Everyone wants to be taken seriously. But when you are building a popular blog and an influential role in the blogosphere, this becomes a matter of life and death. If your readers, other bloggers and potential advertisers don’t think you are here to stay, they won’t bother investing their time and effort – not to mention their money – to your goals. Which means hard times for you.To get where you are trying to get to, you need to convince a significant group of people to believe that you’re not just more wannabe blogger, but someone to look out for. Someone who will make a difference.But how can you show your seriousness, then?This is a big topic, and I’m still working on it as we speak, so I decided to ask a few of my favorite big shot bloggers for their insight. Skellie, Leo Babauta, Brian Clark, and James Chartrand are all recognized as authorities – serious bloggers, in other words.

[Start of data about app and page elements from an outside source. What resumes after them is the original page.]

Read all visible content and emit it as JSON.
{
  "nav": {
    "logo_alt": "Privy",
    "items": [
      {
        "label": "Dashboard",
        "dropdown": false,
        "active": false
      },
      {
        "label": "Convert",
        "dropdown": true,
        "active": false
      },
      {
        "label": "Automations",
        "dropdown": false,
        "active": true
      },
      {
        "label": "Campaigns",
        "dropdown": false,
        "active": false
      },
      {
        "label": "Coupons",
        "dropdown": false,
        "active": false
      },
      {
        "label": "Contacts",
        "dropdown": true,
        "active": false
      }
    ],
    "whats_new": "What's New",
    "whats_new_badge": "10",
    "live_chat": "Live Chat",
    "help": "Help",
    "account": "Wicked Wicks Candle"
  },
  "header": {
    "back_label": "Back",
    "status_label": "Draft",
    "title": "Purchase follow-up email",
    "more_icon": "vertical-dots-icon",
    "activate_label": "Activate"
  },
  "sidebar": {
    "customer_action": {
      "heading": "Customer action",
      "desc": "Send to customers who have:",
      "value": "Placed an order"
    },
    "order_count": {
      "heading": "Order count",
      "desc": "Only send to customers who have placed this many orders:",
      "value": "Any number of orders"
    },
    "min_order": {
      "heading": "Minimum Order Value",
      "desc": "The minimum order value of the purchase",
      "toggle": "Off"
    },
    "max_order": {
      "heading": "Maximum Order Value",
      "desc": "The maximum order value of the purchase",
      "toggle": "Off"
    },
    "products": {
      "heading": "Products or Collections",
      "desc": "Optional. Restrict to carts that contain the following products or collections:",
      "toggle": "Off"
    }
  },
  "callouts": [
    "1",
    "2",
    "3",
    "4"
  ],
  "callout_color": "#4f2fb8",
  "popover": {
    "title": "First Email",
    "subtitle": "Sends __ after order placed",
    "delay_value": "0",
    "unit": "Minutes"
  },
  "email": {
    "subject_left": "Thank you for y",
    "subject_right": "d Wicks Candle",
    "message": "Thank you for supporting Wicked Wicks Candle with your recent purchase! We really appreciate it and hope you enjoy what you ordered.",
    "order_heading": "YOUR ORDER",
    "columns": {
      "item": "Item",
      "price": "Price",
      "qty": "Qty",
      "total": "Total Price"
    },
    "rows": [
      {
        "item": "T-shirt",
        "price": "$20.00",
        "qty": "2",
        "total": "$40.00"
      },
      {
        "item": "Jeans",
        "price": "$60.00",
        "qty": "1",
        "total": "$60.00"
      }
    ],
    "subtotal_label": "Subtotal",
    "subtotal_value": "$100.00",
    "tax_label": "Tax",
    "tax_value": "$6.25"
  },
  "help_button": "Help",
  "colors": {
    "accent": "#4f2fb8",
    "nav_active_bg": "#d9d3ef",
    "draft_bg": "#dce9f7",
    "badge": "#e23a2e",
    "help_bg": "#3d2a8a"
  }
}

The official answer: Be consistent
How about a shortcut?
- A Blogger blog: Anyone can open a blog at Blogger, WordPress.com or any other hosted blogging platform. That means that while many of the people blogging on those platforms are serious, there are at least as many who create a blog in five minutes, invest a few weeks to it and then give up. By skipping the first obstacle of putting in some money into your own hosting they give the first sign saying that they are just a bit too interested in shortcuts…
- A cluttered, non-professional look: The path to being perceived as a serious blogger is full of small obstacles, each stopping a bunch of bloggers from getting to the top of the game. Making your blog look good is one of the early ones. If you pay a professional designer to that sends a clear signal: I’m investing money in this. I won’t be giving up quite yet.
- AdSense all over and lots of monetization gadgets: Advertisement is a delicate matter. With the help of ad revenue you can spend time and money to creating great content for your readers. But when you overdo it, the message changes. Now, instead of saying that you want to help your readers, you are telling them that you care more about money than their satisfaction. Not a sign of a serious blogger, is it?
- Cheap posts of no value or regurgitated content: If you have nothing to say, there is no way you can become any kind of authority in a world where what you say is how your value is measured.
- Poor writing, or a tacky teenager tone: It’s amazing what spell checking, re-reading your posts a few times before submitting them, and getting feedback from your readers can do. Even though it’s true that your ideas matter more than your writing, one of the best ways to give yourself a serious look still is good writing.
- Whines and complains in posts: This is one of my favorite points. Whining and complaining doesn’t mean that you aren’t serious. Maybe you are even a bit too serious. But there is still something to it that makes the reader think that this is not the kind of person who will survive through the rough times and see light at the end of the tunnel.
- Doesn’t post when gets busy or apologizes for not posting: If you have done everything else correctly and miss a few posts every now and then, no one will even notice. Until you apologize for the few days of silence. So, don’t apologize. Just continue as if nothing happened.
- Implication in the blogging community – a “regular”: When you look at all the bloggers we think of as serious, there is a pattern. They come out from their blogs. Skellie has two blogs of her own, writes to NxE, ProBlogger and FreelanceSwitch (among others), Leo Babauta also has two blogs, and guest blogs all over the place. James posts comments at every blog I follow. This way people can’t miss them. Repeat this enough times and you can’t be seen as anything else than someone passionate about blogging.
- Willingness to improve: Serious people want to become the best. Not just look best. If you are serious about playing the piano, you practice. If you are serious about programming, you go to courses. You ask for feedback from the regulars, and then fix your course based on the comments you get.
- Participates in discussions: First, do this on your own blog. Reply to every comment on the blog and if you have the time, e-mail your commentators personally. Then, get out and post thoughtful comments on other blogs. Not the ones that say “great post, please check my blog too” but real comments that bring value to the discussion. This positions you as someone serious about helping others and forming relations.
- Confidence: When you know what you are talking about, say it so. Don’t apologize or be too careful. Having a strong voice tells people that you stand for something. And people who stand for something are usually the ones worth listening to. Not the ones who just echo what others say.